Macbeth, high on an ego trip, comes up with a clever scheme. He decides that regicide is the short cut to the throne. After the royal assassination, Malcolm and Donalbain, Duncan’s sons, flee to neighboring countries without explanation, casting a thick cloud of suspicion over their heads. Macbeth proclaims that regicide is in addition parricide with the brothers becoming the whipping boys

Once comfortably installed in the Scottish throne, Macbeth sets out to prove that Macbeth doesn’t rhyme with death for nothing. He goes on a killing spree, which includes infanticide (murdering Macduff’s young son) as well as garden-variety homicides.

At the end, Macbeth’s body count stands at seven: Duncan, two royal chamberlains, Banquo, Lady Macduff, Macduff Jr. and Siward Jr.

There is plenty of gore in the original play, enough to consider it as a precursor of the slasher genre, which features the likes of “Friday the 13th” and “The Texas Chain Saw Massacre.” In these two movies, their antagonists, Jason Voorhees and Leatherface, respectively, use a machete and a chainsaw, whereas Macbeth favors a dagger and a sword. Banquo, Lady Macduff and Macduff Jr. have their throats cut by hired hands. Macbeth himself disembowels Macdonwald and beheads Siward Jr.

A philosophical question that arises in regards to the play is that of pre-determination versus self-determination. Was Macbeth powerless and had no choice but to fulfill the witches’ prophecies or did he have free will?

In the first alternative, Macbeth could have said: “I’m squeaky clean, I’m blameless. The witches made me do it. They were the ones to blame as they pulled my strings.” The first alternative seems to be the most likely scenario if we consider that Macbeth felt invincible – because of the witches’ prediction that “none of woman born shall harm” him – up until his last adversary reveals “tell thee, Macduff was from his mother’s womb untimely ripped.” Macbeth’s knees begin to buckle, he loses his confidence, which leads to his demise.

Going from philosophy to psychology, for killing in wartime, Macbeth was hailed as a hero. For killing in peacetime, he was condemned as a villain. Did one type of killing predispose him to the other? He might even meet criteria for a post-traumatic stress disorder diagnosis as outlined by the American Psychiatric Association’s “Diagnostic and Statistical Manual of Mental Disorders.”
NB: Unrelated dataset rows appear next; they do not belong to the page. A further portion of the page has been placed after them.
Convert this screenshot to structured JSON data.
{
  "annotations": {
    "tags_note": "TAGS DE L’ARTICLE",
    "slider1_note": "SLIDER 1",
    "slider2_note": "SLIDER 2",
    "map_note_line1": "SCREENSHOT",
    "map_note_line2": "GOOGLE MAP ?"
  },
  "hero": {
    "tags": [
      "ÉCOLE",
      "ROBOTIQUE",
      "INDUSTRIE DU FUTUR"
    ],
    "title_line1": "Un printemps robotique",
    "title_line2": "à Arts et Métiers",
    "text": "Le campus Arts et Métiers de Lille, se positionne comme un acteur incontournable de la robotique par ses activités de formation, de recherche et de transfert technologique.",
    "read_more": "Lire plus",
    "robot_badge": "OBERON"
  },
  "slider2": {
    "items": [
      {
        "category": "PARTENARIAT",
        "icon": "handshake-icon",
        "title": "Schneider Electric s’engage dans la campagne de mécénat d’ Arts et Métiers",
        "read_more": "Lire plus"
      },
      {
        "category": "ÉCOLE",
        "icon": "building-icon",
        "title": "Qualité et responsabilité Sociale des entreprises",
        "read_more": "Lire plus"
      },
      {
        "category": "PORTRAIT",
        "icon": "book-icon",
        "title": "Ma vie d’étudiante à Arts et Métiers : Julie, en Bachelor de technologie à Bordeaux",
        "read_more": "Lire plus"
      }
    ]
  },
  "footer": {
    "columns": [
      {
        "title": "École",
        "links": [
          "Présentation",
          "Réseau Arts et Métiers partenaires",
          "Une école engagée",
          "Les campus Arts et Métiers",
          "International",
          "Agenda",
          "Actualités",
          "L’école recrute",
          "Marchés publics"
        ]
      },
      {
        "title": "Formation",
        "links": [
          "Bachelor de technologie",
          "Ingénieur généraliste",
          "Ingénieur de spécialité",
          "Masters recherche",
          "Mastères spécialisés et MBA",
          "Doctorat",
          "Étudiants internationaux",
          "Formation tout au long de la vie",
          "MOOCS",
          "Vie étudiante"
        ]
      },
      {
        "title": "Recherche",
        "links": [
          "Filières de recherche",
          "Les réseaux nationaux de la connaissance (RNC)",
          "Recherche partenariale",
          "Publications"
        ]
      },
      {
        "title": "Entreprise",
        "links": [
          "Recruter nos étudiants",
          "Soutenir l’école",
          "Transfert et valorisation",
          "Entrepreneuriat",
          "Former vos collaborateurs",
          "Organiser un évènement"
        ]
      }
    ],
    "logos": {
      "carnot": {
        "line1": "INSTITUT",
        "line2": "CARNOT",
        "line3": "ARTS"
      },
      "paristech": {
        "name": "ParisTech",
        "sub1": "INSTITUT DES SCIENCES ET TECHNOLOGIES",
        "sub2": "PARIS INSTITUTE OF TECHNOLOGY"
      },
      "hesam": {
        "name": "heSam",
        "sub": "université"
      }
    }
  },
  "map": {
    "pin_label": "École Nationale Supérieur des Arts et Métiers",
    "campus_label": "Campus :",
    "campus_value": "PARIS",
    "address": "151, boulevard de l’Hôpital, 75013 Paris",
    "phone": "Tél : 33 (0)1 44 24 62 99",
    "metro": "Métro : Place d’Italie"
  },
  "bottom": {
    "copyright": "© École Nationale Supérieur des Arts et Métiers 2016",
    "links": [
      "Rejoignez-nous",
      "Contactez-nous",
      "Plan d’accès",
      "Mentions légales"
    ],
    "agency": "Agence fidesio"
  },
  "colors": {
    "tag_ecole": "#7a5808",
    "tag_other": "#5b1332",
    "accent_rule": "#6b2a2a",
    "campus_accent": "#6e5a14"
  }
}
On the political side of the critique, it’s worth mentioning the play’s portrayal of King Duncan as a benevolent despot and of King Macbeth as a malevolent despot. While it’s safe to say that Macbeth took it to the extreme by going on a rampage, Duncan is no saint either by way of being the top enforcer of a system based on the subjugation of the peasants at the hands of the aristocracy.

Faced with a cast of just six, director Svoboda had to scramble to adapt a play with over 40 characters, as stated earlier. How did he accomplish this? He deleted various scenes, which reduced his personnel needs. He merged three murderers (Banquo’s) into one. He made an actress play male roles and two actors play female roles. In spite of all this creativity, peripheral characters such as Donalbain, Fleance and both Siwards (Sr. and Jr.) were still missing.

Allie Villa performed witch 1, Duncan, Lady Macduff and Lady Macbeth’s doctor. Brian Detlefs portrayed witch 2, Malcolm, Ross and Banquo’s murderer whereas Tyler Spicer played witch 3, Macduff Jr. and Lady Macbeth’s caretaker. Also carrying an extra burden was Will Graziano, who enacted Macduff and the flesh-and-blood and ghost versions of Banquo.

Fortunately, the foursome were up to the challenge, showcasing their versatility on the stage. All in all, the absence of some scenes didn’t detract from making Shakespeare’s key points. The play appears to flow seamlessly with bagpipe music being aired between the scenes that were left from the original script.

“All the world’s a stage” was one of Shakespeare’s mottos, and it came true in the southern neighborhood of Syracuse.

 

 

— Review by Miguel Balbuena, Community Correspondent for The Stand